Paulo Avelino knows how to play the game. The actor—beloved by costars, directors, critics, fans—has spent the last few years charming the pants off everyone he crosses paths with, simultaneously setting himself up as a bankable, compelling leading man and as a mysterious matinee idol giving entertainment writers the spin around. Get you a man who does both, as they say.
Now he’s gearing up for what could potentially be his career’s defining role. Avelino is set to resume his mantle as Gregorio del Pilar from the 2015 runaway hit Heneral Luna, this time in the lead role in Goyo: Ang Batang Heneral. It’s a mountainous task for Avelino to play a storied character which, admittedly, grade school history has not shared too much about. After all, bringing to life a fictional character is one thing; creating a narrative for someone whose life was defined by his death is another thing entirely.
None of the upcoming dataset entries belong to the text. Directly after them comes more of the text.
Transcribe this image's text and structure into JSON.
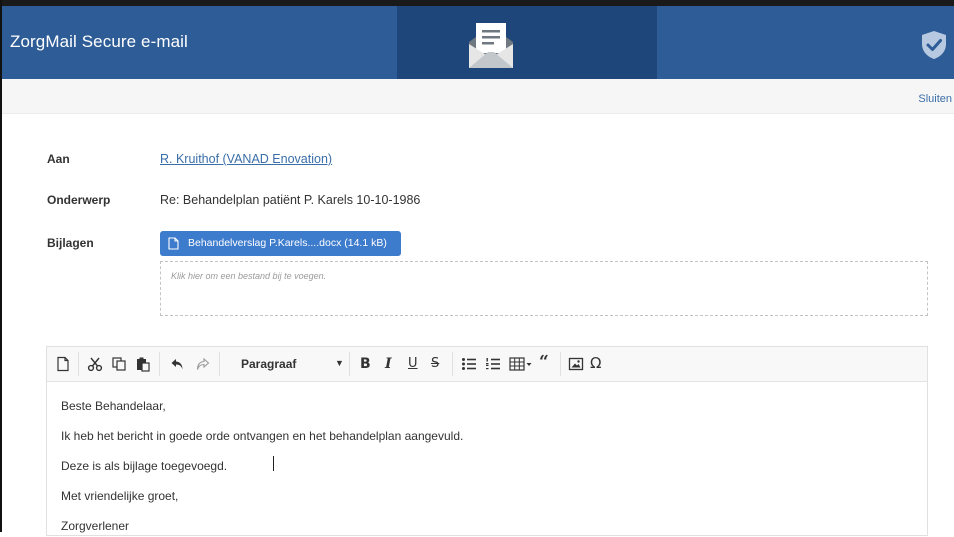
{
  "header": {
    "app_title": "ZorgMail Secure e-mail",
    "logo_icon": "envelope-document-icon",
    "shield_icon": "shield-check-icon",
    "colors": {
      "header_bg": "#2d5c97",
      "header_center_bg": "#1f467a",
      "accent": "#3d7bcc"
    }
  },
  "subbar": {
    "close_label": "Sluiten"
  },
  "message": {
    "to_label": "Aan",
    "to_value": "R. Kruithof (VANAD Enovation)",
    "subject_label": "Onderwerp",
    "subject_value": "Re: Behandelplan patiënt P. Karels 10-10-1986",
    "attachments_label": "Bijlagen",
    "attachment": "Behandelverslag P.Karels....docx (14.1 kB)",
    "dropzone_text": "Klik hier om een bestand bij te voegen."
  },
  "toolbar": {
    "format_label": "Paragraaf",
    "icons": [
      "new-document-icon",
      "cut-icon",
      "copy-icon",
      "paste-icon",
      "undo-icon",
      "redo-icon",
      "bold-icon",
      "italic-icon",
      "underline-icon",
      "strikethrough-icon",
      "bullet-list-icon",
      "numbered-list-icon",
      "table-icon",
      "quote-icon",
      "image-icon",
      "special-character-icon"
    ]
  },
  "editor": {
    "lines": [
      "Beste Behandelaar,",
      "Ik heb het bericht in goede orde ontvangen en het behandelplan aangevuld.",
      "Deze is als bijlage toegevoegd.",
      "Met vriendelijke groet,",
      "Zorgverlener"
    ]
  }
}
But, as if cast by divine intervention, Avelino shares the same fighting spirit as the boy general. He handles all the trappings of fame with a strong sense of duty, of knowing what he needs to do to get to where he wants to be. “I’m always in control of my career,” Avelino says, as a way of explaining the persona he presents to the public. And now he’s in control of how an entire generation of Filipinos will remember a hero. For reasons unknown, there is yet to be a monument erected in del Pilar’s honour—but perhaps Avelino is the one who can change that.